Community and social housing boost features as budget priority
The NSW State Budget for 2020 - 2021 was handed down last week, in the face of unprecedented times linked to Australia’s COVID-19-induced recession. Designed to help chart a course out of the recent economic downturn, the Budget includes a raft of new measures aimed at stimulating economic activity. Chief amongst these are measures directed at improving the quality of and access to social housing; issues that were already pressing before COVID-19 and which are likely to be exacerbated by the economic turmoil left on the wake of the COVID-19 pandemic.
The Budget includes enhanced funding for the social housing sector, which has been singled out as a priority for the NSW State Government.
The funding boost unveiled by the NSW Treasurer includes:
- an $812 million commitment to undertake significant maintenance and upgrades of social and Aboriginal housing. Specifically, this includes:
- $400 million over the next three years for the construction and acceleration of approximately 1,200 new dwellings new social housing properties across NSW by the Land and Housing Corporation;
- $200 million over the next two years for upgrades and maintenance works to existing social housing dwellings, including properties managed by community housing providers; and
- an additional $212 million over the next four years for new supply and targeted improvements to Aboriginal housing projects;
- $20 million ($80 million over four years) for 300 new housing sector pre-apprenticeships, apprenticeships and cadetships to provide career pathways for young people and social housing tenants; and
- a $29 million commitment over 2020-21 and 2021-2022 to extending the Government’s flagship Together Home project. Originally unveiled in June 2020, the project has been billed as a transformative partnership between the government and 19 community housing providers to address rough sleeping on NSW streets by securing housing from the private rental market and combining this with the provision of wrap-around support services.
This comes off the back of announcements in April, where the NSW Government directed $60.5 million from its $2.3 billion COVID-19 Rescue Package to COVID-19 related emergency accommodation and targeted repairs and maintenance work on existing social housing properties.

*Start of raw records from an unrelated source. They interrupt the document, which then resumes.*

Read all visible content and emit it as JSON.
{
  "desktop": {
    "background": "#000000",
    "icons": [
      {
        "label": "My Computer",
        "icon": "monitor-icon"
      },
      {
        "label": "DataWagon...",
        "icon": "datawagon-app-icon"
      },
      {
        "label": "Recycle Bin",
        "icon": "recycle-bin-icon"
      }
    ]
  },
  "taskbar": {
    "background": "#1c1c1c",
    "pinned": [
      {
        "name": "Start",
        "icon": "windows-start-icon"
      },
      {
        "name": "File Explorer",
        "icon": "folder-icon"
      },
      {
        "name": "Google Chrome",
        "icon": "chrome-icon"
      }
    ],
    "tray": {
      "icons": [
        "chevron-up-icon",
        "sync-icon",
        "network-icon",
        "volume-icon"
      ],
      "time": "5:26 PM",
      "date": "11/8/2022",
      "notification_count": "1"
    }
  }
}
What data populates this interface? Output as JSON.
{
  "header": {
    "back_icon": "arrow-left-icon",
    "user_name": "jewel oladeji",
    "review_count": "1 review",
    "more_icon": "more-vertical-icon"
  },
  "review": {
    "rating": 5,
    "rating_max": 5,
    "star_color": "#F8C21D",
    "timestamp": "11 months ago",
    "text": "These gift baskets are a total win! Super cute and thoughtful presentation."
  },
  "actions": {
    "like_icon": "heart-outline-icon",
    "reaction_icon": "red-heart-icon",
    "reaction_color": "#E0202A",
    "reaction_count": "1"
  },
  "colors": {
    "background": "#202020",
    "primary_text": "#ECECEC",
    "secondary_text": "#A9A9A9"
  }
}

This initial investment formed part of the NSW Government’s effort to fast-track ‘shovel-ready’ projects as part of the economic response to the pandemic.
Further reforming the social housing space, new guidelines (Good Design for Social Housing and LAHC Dwelling Requirements) have recently been released by the NSW Land and Housing Corporation in cooperation with the Government Architect NSW which will benefit social housing occupants by, among other requirements, adding five-square-metres of floor space to the layout of new dwellings.

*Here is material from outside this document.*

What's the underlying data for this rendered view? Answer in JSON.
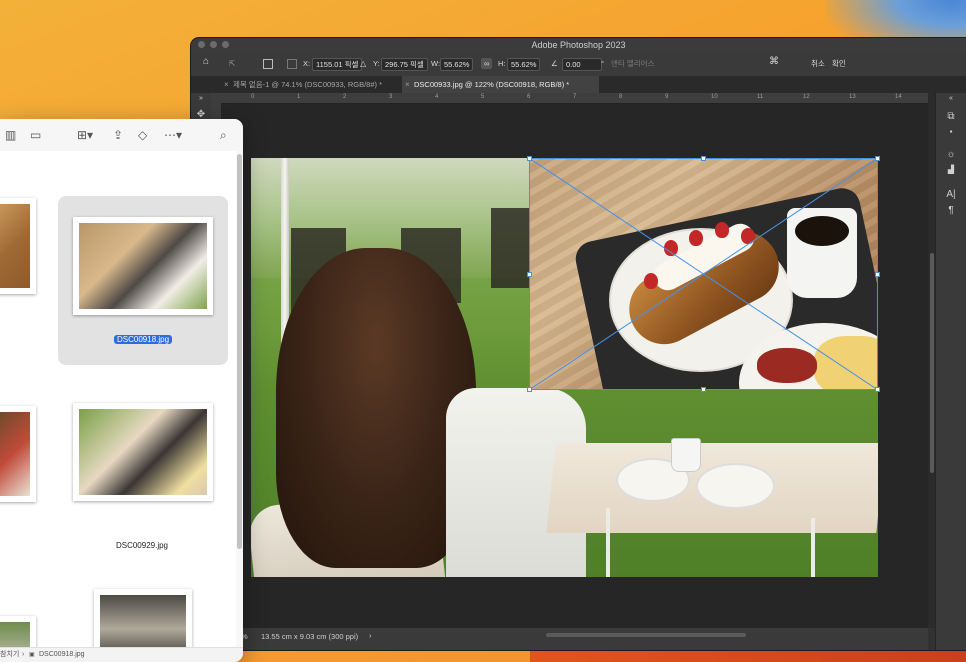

Across the border, the Victorian Government also recently announced an ambitious social housing drive, underpinned by a $5.3 billion commitment to fund the construction of more than 12,000 new social and affordable homes over a four year period. The Victorian Government has also announced the creation of a new agency, Homes Victoria, to oversee and coordinate its construction efforts and to liaise with key stakeholders in industry.

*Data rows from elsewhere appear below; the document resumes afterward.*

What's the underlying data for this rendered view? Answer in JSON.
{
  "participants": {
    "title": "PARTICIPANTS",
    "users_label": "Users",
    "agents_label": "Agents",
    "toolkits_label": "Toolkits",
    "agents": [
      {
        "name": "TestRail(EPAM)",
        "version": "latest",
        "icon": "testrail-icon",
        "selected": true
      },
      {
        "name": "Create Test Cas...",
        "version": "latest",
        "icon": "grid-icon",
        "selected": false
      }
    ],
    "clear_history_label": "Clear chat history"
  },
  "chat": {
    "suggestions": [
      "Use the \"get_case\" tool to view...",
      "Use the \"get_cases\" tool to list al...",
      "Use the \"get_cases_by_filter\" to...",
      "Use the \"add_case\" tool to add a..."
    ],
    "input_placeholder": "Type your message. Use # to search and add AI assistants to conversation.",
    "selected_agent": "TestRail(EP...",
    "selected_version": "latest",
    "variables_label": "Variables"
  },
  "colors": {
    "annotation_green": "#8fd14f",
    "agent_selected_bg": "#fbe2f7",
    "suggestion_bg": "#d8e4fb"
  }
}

The NSW Budget and similar developments in Victoria are welcome recognition by State Governments that enhanced building and construction activity and improved access to affordable housing will play a key role in the planning of a prosperous, post-pandemic future.